## Activity:
Please return all of the data exactly as written.

[Records from a data collection]
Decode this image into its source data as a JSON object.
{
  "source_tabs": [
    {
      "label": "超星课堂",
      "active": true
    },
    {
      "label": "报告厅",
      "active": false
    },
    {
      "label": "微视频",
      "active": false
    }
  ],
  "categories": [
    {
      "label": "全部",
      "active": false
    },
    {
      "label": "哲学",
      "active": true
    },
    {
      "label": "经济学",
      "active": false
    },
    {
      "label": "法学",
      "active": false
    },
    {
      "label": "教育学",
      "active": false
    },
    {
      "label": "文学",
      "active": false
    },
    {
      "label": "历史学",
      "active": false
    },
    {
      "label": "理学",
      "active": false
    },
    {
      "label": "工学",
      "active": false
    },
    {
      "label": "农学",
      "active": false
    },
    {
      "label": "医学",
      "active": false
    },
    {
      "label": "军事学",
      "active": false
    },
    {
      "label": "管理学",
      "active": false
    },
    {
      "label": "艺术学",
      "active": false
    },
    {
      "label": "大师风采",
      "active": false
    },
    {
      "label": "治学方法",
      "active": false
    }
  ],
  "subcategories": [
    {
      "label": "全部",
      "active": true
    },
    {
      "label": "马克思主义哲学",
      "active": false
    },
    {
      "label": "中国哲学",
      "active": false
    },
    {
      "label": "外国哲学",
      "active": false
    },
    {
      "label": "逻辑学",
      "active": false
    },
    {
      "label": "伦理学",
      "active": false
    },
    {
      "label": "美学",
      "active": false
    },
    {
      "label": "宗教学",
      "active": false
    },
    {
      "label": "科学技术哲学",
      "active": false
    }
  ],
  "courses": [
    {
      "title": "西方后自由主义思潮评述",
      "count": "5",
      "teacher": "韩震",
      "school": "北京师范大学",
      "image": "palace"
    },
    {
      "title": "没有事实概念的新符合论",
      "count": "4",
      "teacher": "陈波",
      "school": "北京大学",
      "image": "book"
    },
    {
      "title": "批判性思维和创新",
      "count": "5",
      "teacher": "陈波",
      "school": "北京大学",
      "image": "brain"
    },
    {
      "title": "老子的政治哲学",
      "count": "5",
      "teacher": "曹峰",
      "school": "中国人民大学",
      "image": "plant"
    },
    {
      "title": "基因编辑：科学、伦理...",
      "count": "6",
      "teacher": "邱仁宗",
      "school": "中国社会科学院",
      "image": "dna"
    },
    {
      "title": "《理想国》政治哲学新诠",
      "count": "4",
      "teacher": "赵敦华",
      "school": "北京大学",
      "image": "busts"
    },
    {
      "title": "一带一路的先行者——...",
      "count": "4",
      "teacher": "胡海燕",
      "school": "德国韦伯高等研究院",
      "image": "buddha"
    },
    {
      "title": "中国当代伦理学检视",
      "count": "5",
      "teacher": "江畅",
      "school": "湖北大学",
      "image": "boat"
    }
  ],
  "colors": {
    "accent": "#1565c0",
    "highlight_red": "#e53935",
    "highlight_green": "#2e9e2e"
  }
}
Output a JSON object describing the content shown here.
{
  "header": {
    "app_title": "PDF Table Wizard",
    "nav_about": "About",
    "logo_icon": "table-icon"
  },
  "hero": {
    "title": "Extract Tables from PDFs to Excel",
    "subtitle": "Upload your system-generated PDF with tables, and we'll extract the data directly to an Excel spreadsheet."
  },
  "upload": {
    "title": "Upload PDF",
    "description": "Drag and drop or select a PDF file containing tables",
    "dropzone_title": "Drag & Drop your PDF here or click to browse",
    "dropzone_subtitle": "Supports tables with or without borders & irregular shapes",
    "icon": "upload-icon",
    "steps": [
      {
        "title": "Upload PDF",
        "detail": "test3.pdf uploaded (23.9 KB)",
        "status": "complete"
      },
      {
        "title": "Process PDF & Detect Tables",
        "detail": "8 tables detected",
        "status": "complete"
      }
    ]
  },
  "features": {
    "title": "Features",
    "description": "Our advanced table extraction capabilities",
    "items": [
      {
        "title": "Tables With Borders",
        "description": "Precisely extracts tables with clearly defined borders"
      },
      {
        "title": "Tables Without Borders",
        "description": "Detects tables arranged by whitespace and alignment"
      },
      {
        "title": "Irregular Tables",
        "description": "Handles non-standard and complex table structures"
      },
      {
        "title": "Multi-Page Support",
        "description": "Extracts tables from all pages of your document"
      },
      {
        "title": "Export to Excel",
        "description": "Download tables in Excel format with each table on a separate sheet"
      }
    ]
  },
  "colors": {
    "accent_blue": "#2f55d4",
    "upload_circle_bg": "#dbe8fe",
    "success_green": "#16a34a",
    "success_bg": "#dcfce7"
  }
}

## Solution for this exercise:
Decode this image into its source data as a JSON object.
{
  "source_tabs": [
    {
      "label": "超星课堂",
      "active": true
    },
    {
      "label": "报告厅",
      "active": false
    },
    {
      "label": "微视频",
      "active": false
    }
  ],
  "categories": [
    {
      "label": "全部",
      "active": false
    },
    {
      "label": "哲学",
      "active": true
    },
    {
      "label": "经济学",
      "active": false
    },
    {
      "label": "法学",
      "active": false
    },
    {
      "label": "教育学",
      "active": false
    },
    {
      "label": "文学",
      "active": false
    },
    {
      "label": "历史学",
      "active": false
    },
    {
      "label": "理学",
      "active": false
    },
    {
      "label": "工学",
      "active": false
    },
    {
      "label": "农学",
      "active": false
    },
    {
      "label": "医学",
      "active": false
    },
    {
      "label": "军事学",
      "active": false
    },
    {
      "label": "管理学",
      "active": false
    },
    {
      "label": "艺术学",
      "active": false
    },
    {
      "label": "大师风采",
      "active": false
    },
    {
      "label": "治学方法",
      "active": false
    }
  ],
  "subcategories": [
    {
      "label": "全部",
      "active": true
    },
    {
      "label": "马克思主义哲学",
      "active": false
    },
    {
      "label": "中国哲学",
      "active": false
    },
    {
      "label": "外国哲学",
      "active": false
    },
    {
      "label": "逻辑学",
      "active": false
    },
    {
      "label": "伦理学",
      "active": false
    },
    {
      "label": "美学",
      "active": false
    },
    {
      "label": "宗教学",
      "active": false
    },
    {
      "label": "科学技术哲学",
      "active": false
    }
  ],
  "courses": [
    {
      "title": "西方后自由主义思潮评述",
      "count": "5",
      "teacher": "韩震",
      "school": "北京师范大学",
      "image": "palace"
    },
    {
      "title": "没有事实概念的新符合论",
      "count": "4",
      "teacher": "陈波",
      "school": "北京大学",
      "image": "book"
    },
    {
      "title": "批判性思维和创新",
      "count": "5",
      "teacher": "陈波",
      "school": "北京大学",
      "image": "brain"
    },
    {
      "title": "老子的政治哲学",
      "count": "5",
      "teacher": "曹峰",
      "school": "中国人民大学",
      "image": "plant"
    },
    {
      "title": "基因编辑：科学、伦理...",
      "count": "6",
      "teacher": "邱仁宗",
      "school": "中国社会科学院",
      "image": "dna"
    },
    {
      "title": "《理想国》政治哲学新诠",
      "count": "4",
      "teacher": "赵敦华",
      "school": "北京大学",
      "image": "busts"
    },
    {
      "title": "一带一路的先行者——...",
      "count": "4",
      "teacher": "胡海燕",
      "school": "德国韦伯高等研究院",
      "image": "buddha"
    },
    {
      "title": "中国当代伦理学检视",
      "count": "5",
      "teacher": "江畅",
      "school": "湖北大学",
      "image": "boat"
    }
  ],
  "colors": {
    "accent": "#1565c0",
    "highlight_red": "#e53935",
    "highlight_green": "#2e9e2e"
  }
}
Output a JSON object describing the content shown here.
{
  "header": {
    "app_title": "PDF Table Wizard",
    "nav_about": "About",
    "logo_icon": "table-icon"
  },
  "hero": {
    "title": "Extract Tables from PDFs to Excel",
    "subtitle": "Upload your system-generated PDF with tables, and we'll extract the data directly to an Excel spreadsheet."
  },
  "upload": {
    "title": "Upload PDF",
    "description": "Drag and drop or select a PDF file containing tables",
    "dropzone_title": "Drag & Drop your PDF here or click to browse",
    "dropzone_subtitle": "Supports tables with or without borders & irregular shapes",
    "icon": "upload-icon",
    "steps": [
      {
        "title": "Upload PDF",
        "detail": "test3.pdf uploaded (23.9 KB)",
        "status": "complete"
      },
      {
        "title": "Process PDF & Detect Tables",
        "detail": "8 tables detected",
        "status": "complete"
      }
    ]
  },
  "features": {
    "title": "Features",
    "description": "Our advanced table extraction capabilities",
    "items": [
      {
        "title": "Tables With Borders",
        "description": "Precisely extracts tables with clearly defined borders"
      },
      {
        "title": "Tables Without Borders",
        "description": "Detects tables arranged by whitespace and alignment"
      },
      {
        "title": "Irregular Tables",
        "description": "Handles non-standard and complex table structures"
      },
      {
        "title": "Multi-Page Support",
        "description": "Extracts tables from all pages of your document"
      },
      {
        "title": "Export to Excel",
        "description": "Download tables in Excel format with each table on a separate sheet"
      }
    ]
  },
  "colors": {
    "accent_blue": "#2f55d4",
    "upload_circle_bg": "#dbe8fe",
    "success_green": "#16a34a",
    "success_bg": "#dcfce7"
  }
}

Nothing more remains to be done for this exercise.